The simple fact is that while Load doesn’t measure up to the brutal, velocity-crazed brilliance of Master of Puppets, it really shouldn’t have to: They are two entirely different kinds of beasts. Make no mistake about it: Load is a gem. It is the sound of a band growing up; Metallica are in fact facing middle age; is it such a surprise that their outlook on things would change or that their sound would mellow somewhat with the advent of children and families?

Image-wise, they took the make-over too far; the Anton Korbijn Gen X photos that adorn the cover grate. Especially since the music contained on the disc is far removed from designer angst in vogue then as now. (Still, Lars Ulrich getting a haircut was surely not so bad: It looked pretty thin on top.)

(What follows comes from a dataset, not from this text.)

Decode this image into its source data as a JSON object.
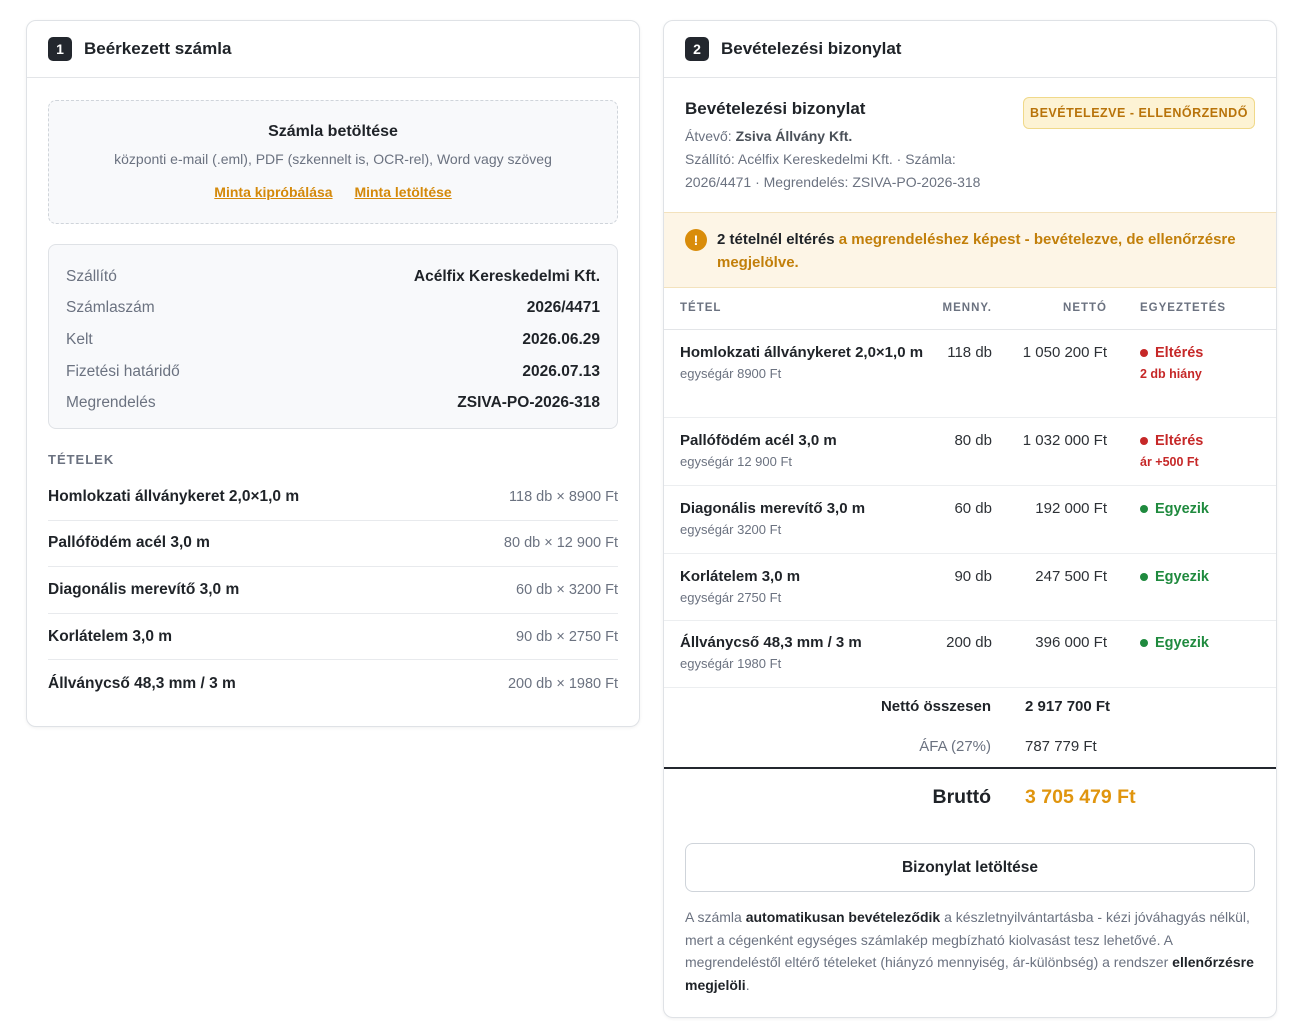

Load shows a more melodic Metallica than before: Slower, and even “groove-oriented”, many simply felt this was an excuse for the band to play sloppily. They’re wrong. Load is the sound of a tight, confident band open to change. They even introduce pedal steel guitar, for the love of Gawd. This momentary lapse of heaviosity aside, I dare you not to be blown away by the rest: The riffs to Ain’t my bitch and 2×4 are gleefully malevolent and überheavy. Hetfield’s growl has never contained more malice, nor more authority, than here; He sounds more confident than ever, barking and spitting forth the lyrics with the confident swagger of a man on top of the world.

Like most albums these days, Load outstays its welcome, being simply too long. It could easily be trimmed by a few tracks with no major loss of quality. Some songs don’t really gel either: Poor Twisted Me feels more like a parody of Metallica than the real thing. But whatever…

Looking back, now given the perspective of a few more years, it’s far easier to look at Load as its own entity and simply listen to the music. In short, Load rocks like a motherfucker. And it’s certainly the only album of theirs that can be described as “groovy”. The Bon Jovi charges sound particularly groundless when Metallica even in mellower moments sound as if they could rip the New Jerseyites in half with little effort.

By way of a final complaint, or perhaps lament, I must admit I find it unfortunate that opening track of the following year’s Reload, Fuel, was not included here: It certainly would have done a bit to silence the album’s detractors. It is classic Metallica, balls, attitude and muscles: the sound of a 747 landing right on your nose.

They should have called it Loaded

12.10.2003 • Permalink